So some of these devices are for one handed operation and the other is a backup if the first device fails ?
They only tend, the Sticht bottom also creates friction that takes some of the load off the wraps.
So some of these devices are for one handed operation and the other is a backup if the first device fails ?
The thread is about a tender and what it does: a tender is a simple device which tends/moves a friction hitch in a desired direction. There are many possible designs. In some of the responses above, we see that if we are willing to deal with a good amount of arm movement and travel/setback, on a short friction hitch, we can run the rope thru the carabiner so that it acts like a tending device. If ya play around with that, you'll find its a little klunky, particularly on a Prusik which binds pretty hard. That conversation leads to another option which is to use one of the more nifty friction hitches which has a self tending feature allowing relatively easy movement with NO tender and virtually no setback/travel. Those hitches include the Sticht, WLR, and mine: Longhorn Agile and JRB Ascender. But most friction hitches don't have that capability and need something to tend the hitch in order to shorten the system with one hand.

The concept of using a friction hitch as a BACKUP for a mechanical device is a different topic. Thats not what this thread is about. But its a good idea and we have to evaluate what features are most important. For example, even though any of the hitches mentioned work as a backup, we really don't need the tending feature in a backup. We might be able to use something simpler to tie for a backup.

JrbTreeClimbing.com, affiliated with RockNArbor.com

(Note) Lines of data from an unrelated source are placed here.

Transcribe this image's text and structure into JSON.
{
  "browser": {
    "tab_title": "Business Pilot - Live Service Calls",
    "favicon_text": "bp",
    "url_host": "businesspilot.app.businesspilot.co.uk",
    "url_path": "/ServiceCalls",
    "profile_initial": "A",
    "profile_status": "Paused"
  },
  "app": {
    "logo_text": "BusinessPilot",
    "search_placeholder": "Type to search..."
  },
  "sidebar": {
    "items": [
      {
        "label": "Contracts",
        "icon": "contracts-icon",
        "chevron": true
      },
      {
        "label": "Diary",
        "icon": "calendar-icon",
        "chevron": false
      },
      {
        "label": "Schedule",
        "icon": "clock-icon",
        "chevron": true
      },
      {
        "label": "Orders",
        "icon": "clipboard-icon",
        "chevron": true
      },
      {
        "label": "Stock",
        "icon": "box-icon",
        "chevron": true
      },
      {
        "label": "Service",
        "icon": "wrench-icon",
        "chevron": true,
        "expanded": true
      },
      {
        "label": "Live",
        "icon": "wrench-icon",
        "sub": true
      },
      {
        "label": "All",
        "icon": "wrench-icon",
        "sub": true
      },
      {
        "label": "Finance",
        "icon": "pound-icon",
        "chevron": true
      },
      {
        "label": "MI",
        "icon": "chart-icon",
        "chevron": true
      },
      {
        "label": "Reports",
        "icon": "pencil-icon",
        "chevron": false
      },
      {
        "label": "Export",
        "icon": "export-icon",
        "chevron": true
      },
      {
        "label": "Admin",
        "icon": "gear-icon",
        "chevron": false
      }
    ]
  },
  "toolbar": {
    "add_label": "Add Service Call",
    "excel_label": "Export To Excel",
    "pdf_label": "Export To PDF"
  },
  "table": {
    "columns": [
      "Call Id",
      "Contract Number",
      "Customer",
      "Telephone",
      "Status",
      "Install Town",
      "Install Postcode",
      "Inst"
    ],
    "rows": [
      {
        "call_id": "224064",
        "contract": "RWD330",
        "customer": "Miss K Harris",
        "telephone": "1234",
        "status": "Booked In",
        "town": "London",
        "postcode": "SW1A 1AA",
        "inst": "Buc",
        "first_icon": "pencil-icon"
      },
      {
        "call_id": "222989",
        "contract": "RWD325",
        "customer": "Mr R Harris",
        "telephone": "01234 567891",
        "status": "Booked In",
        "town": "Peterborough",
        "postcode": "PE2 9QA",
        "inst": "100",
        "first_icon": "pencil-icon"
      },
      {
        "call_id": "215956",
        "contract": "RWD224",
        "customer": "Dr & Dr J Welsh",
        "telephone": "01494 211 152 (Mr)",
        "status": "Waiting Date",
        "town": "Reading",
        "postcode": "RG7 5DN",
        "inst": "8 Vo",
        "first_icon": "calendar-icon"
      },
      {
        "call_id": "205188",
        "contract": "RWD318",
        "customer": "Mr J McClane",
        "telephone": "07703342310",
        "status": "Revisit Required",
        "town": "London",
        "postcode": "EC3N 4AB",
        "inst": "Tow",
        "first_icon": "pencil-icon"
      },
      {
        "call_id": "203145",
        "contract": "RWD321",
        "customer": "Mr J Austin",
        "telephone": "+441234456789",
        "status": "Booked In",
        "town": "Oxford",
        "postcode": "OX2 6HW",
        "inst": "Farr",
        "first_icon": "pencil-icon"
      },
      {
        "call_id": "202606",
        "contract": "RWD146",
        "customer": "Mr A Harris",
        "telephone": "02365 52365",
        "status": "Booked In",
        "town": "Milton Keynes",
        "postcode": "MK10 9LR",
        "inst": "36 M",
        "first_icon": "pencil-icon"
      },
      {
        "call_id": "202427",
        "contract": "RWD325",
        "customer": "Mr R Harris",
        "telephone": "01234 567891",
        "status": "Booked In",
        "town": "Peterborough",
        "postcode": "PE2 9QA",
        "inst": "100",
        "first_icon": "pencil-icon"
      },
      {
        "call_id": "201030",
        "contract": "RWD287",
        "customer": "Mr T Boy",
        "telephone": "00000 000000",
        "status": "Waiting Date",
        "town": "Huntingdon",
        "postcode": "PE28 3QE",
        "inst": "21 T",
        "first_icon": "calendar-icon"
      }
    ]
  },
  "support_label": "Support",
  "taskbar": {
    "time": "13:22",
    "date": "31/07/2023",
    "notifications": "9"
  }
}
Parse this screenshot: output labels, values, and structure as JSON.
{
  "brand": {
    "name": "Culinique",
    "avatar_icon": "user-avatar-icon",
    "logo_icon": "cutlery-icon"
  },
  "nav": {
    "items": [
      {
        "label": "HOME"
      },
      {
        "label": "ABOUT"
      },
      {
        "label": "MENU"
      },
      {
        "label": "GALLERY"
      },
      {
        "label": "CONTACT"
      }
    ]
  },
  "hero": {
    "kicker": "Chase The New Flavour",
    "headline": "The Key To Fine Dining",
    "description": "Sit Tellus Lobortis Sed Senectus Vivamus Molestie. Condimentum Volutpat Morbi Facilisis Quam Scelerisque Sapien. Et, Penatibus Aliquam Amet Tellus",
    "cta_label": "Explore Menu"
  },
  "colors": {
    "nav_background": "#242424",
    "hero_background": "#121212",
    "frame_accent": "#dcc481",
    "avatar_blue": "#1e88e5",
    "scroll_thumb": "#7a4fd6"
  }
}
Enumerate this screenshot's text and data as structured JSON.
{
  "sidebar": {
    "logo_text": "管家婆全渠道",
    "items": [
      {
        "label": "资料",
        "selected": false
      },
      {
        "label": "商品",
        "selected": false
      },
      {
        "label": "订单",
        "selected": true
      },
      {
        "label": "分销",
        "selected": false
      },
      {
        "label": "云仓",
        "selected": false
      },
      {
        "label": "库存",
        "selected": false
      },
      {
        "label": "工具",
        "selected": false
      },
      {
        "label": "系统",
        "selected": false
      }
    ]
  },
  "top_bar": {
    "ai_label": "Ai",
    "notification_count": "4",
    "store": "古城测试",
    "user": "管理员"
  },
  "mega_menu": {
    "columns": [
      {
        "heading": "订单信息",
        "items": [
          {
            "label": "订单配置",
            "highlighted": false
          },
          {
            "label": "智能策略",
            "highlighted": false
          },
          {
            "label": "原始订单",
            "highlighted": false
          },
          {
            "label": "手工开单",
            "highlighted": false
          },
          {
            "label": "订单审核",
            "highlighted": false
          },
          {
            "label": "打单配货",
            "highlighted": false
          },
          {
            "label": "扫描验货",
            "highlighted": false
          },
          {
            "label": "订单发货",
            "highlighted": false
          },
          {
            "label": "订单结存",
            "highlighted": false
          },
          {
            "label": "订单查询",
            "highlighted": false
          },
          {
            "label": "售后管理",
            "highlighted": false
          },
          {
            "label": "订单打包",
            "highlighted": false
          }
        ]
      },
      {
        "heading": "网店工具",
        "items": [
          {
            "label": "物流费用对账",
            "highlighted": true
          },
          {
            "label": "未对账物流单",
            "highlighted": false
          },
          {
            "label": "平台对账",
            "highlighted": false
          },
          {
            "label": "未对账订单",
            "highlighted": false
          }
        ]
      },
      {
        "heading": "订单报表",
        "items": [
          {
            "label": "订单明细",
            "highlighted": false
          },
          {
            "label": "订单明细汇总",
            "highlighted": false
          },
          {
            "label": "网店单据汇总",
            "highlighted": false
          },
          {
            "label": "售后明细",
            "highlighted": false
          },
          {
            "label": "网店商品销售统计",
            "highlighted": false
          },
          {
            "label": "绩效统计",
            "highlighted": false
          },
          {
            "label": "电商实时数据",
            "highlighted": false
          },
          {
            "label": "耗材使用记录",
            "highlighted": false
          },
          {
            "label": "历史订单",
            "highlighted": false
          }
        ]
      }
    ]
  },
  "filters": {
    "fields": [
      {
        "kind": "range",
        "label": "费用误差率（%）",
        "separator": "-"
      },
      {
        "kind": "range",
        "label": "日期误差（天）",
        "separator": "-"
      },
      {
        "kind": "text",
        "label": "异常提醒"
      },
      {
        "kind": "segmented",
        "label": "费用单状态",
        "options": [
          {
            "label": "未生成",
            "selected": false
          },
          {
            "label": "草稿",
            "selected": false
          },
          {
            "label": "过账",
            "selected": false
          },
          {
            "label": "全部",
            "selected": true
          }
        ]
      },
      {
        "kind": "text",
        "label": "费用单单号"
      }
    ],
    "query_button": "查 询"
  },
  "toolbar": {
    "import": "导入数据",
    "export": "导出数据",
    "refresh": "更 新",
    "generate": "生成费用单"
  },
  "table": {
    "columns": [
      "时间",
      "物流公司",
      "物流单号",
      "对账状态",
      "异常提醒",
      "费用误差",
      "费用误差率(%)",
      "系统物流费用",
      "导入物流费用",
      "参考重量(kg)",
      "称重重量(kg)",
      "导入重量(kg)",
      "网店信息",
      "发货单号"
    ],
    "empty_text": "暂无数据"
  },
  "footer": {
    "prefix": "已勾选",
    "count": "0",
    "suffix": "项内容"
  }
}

A tender can also be the cord ends tied in back, or the hitch’s legs configured to push up on it. Just came up with one for long loop users. A loop is formed in back with one side of the loop, and a bight is put inside. The Double Fishermen’s bend has a longer tail which is put through the bight, stopper on the tail for security.